"""
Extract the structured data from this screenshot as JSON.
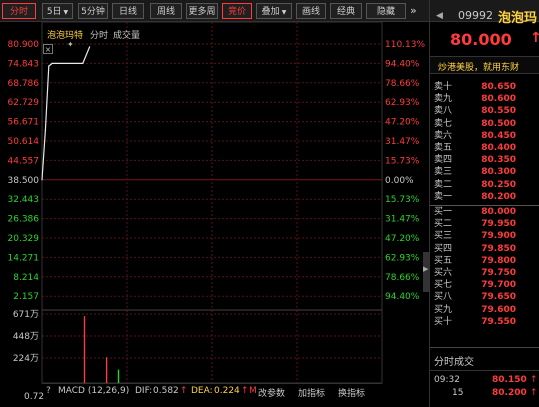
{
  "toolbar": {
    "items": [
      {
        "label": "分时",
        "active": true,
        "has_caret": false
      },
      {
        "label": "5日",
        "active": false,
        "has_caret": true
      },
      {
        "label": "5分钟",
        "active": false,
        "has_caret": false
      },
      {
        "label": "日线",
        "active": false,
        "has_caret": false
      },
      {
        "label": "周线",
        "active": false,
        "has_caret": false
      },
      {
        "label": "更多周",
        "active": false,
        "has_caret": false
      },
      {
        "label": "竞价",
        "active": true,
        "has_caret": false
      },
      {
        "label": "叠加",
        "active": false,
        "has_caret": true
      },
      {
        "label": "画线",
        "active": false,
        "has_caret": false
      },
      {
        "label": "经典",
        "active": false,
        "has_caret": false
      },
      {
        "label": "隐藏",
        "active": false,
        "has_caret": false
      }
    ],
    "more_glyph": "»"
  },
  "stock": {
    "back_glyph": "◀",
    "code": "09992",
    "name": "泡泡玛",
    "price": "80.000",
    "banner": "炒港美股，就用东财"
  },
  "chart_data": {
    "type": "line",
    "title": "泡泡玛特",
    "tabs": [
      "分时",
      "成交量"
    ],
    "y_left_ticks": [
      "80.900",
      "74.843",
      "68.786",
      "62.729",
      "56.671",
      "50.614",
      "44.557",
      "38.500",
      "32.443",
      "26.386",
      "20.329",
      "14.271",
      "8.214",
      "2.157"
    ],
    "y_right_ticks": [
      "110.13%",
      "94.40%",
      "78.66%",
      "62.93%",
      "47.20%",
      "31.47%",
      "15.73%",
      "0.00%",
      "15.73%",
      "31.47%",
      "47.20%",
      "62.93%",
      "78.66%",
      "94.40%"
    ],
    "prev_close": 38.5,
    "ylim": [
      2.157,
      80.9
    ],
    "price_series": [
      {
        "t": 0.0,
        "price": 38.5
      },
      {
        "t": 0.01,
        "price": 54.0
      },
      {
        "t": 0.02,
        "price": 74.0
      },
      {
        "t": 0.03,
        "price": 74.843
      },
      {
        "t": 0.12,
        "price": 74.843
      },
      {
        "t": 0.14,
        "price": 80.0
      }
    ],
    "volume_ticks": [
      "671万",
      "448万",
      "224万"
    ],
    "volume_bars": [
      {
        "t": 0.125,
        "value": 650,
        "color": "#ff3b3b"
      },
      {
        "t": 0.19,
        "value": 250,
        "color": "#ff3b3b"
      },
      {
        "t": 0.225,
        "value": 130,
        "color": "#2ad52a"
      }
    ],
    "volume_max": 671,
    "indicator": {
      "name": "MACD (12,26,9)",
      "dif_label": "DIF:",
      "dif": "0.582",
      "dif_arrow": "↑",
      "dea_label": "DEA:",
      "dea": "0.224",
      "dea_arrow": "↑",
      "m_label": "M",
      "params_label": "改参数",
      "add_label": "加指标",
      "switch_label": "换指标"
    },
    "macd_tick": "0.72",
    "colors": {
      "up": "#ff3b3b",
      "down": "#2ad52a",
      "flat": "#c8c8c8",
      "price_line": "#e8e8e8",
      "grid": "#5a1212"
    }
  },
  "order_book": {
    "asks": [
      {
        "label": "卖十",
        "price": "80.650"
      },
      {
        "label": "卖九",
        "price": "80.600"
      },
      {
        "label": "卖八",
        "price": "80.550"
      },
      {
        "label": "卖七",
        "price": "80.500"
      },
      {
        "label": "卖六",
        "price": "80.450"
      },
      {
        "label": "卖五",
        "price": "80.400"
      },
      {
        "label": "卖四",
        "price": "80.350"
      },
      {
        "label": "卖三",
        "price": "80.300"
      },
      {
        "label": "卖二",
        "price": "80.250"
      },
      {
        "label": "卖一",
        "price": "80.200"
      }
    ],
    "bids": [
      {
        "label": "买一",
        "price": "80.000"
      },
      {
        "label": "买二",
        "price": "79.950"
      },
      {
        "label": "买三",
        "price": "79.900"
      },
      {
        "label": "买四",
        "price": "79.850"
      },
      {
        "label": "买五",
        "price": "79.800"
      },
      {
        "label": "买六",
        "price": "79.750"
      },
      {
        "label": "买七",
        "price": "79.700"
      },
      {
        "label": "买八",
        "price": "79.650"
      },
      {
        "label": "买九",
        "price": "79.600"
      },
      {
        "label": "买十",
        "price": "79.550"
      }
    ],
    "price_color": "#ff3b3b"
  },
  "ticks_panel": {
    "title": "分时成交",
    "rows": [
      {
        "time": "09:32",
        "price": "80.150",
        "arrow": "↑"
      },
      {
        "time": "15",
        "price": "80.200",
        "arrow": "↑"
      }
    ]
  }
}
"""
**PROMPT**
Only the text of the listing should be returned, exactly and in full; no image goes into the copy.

**TASK ANSWER**
Extract the structured data from this screenshot as JSON.
{
  "toolbar": {
    "items": [
      {
        "label": "分时",
        "active": true,
        "has_caret": false
      },
      {
        "label": "5日",
        "active": false,
        "has_caret": true
      },
      {
        "label": "5分钟",
        "active": false,
        "has_caret": false
      },
      {
        "label": "日线",
        "active": false,
        "has_caret": false
      },
      {
        "label": "周线",
        "active": false,
        "has_caret": false
      },
      {
        "label": "更多周",
        "active": false,
        "has_caret": false
      },
      {
        "label": "竞价",
        "active": true,
        "has_caret": false
      },
      {
        "label": "叠加",
        "active": false,
        "has_caret": true
      },
      {
        "label": "画线",
        "active": false,
        "has_caret": false
      },
      {
        "label": "经典",
        "active": false,
        "has_caret": false
      },
      {
        "label": "隐藏",
        "active": false,
        "has_caret": false
      }
    ],
    "more_glyph": "»"
  },
  "stock": {
    "back_glyph": "◀",
    "code": "09992",
    "name": "泡泡玛",
    "price": "80.000",
    "banner": "炒港美股，就用东财"
  },
  "chart_data": {
    "type": "line",
    "title": "泡泡玛特",
    "tabs": [
      "分时",
      "成交量"
    ],
    "y_left_ticks": [
      "80.900",
      "74.843",
      "68.786",
      "62.729",
      "56.671",
      "50.614",
      "44.557",
      "38.500",
      "32.443",
      "26.386",
      "20.329",
      "14.271",
      "8.214",
      "2.157"
    ],
    "y_right_ticks": [
      "110.13%",
      "94.40%",
      "78.66%",
      "62.93%",
      "47.20%",
      "31.47%",
      "15.73%",
      "0.00%",
      "15.73%",
      "31.47%",
      "47.20%",
      "62.93%",
      "78.66%",
      "94.40%"
    ],
    "prev_close": 38.5,
    "ylim": [
      2.157,
      80.9
    ],
    "price_series": [
      {
        "t": 0.0,
        "price": 38.5
      },
      {
        "t": 0.01,
        "price": 54.0
      },
      {
        "t": 0.02,
        "price": 74.0
      },
      {
        "t": 0.03,
        "price": 74.843
      },
      {
        "t": 0.12,
        "price": 74.843
      },
      {
        "t": 0.14,
        "price": 80.0
      }
    ],
    "volume_ticks": [
      "671万",
      "448万",
      "224万"
    ],
    "volume_bars": [
      {
        "t": 0.125,
        "value": 650,
        "color": "#ff3b3b"
      },
      {
        "t": 0.19,
        "value": 250,
        "color": "#ff3b3b"
      },
      {
        "t": 0.225,
        "value": 130,
        "color": "#2ad52a"
      }
    ],
    "volume_max": 671,
    "indicator": {
      "name": "MACD (12,26,9)",
      "dif_label": "DIF:",
      "dif": "0.582",
      "dif_arrow": "↑",
      "dea_label": "DEA:",
      "dea": "0.224",
      "dea_arrow": "↑",
      "m_label": "M",
      "params_label": "改参数",
      "add_label": "加指标",
      "switch_label": "换指标"
    },
    "macd_tick": "0.72",
    "colors": {
      "up": "#ff3b3b",
      "down": "#2ad52a",
      "flat": "#c8c8c8",
      "price_line": "#e8e8e8",
      "grid": "#5a1212"
    }
  },
  "order_book": {
    "asks": [
      {
        "label": "卖十",
        "price": "80.650"
      },
      {
        "label": "卖九",
        "price": "80.600"
      },
      {
        "label": "卖八",
        "price": "80.550"
      },
      {
        "label": "卖七",
        "price": "80.500"
      },
      {
        "label": "卖六",
        "price": "80.450"
      },
      {
        "label": "卖五",
        "price": "80.400"
      },
      {
        "label": "卖四",
        "price": "80.350"
      },
      {
        "label": "卖三",
        "price": "80.300"
      },
      {
        "label": "卖二",
        "price": "80.250"
      },
      {
        "label": "卖一",
        "price": "80.200"
      }
    ],
    "bids": [
      {
        "label": "买一",
        "price": "80.000"
      },
      {
        "label": "买二",
        "price": "79.950"
      },
      {
        "label": "买三",
        "price": "79.900"
      },
      {
        "label": "买四",
        "price": "79.850"
      },
      {
        "label": "买五",
        "price": "79.800"
      },
      {
        "label": "买六",
        "price": "79.750"
      },
      {
        "label": "买七",
        "price": "79.700"
      },
      {
        "label": "买八",
        "price": "79.650"
      },
      {
        "label": "买九",
        "price": "79.600"
      },
      {
        "label": "买十",
        "price": "79.550"
      }
    ],
    "price_color": "#ff3b3b"
  },
  "ticks_panel": {
    "title": "分时成交",
    "rows": [
      {
        "time": "09:32",
        "price": "80.150",
        "arrow": "↑"
      },
      {
        "time": "15",
        "price": "80.200",
        "arrow": "↑"
      }
    ]
  }
}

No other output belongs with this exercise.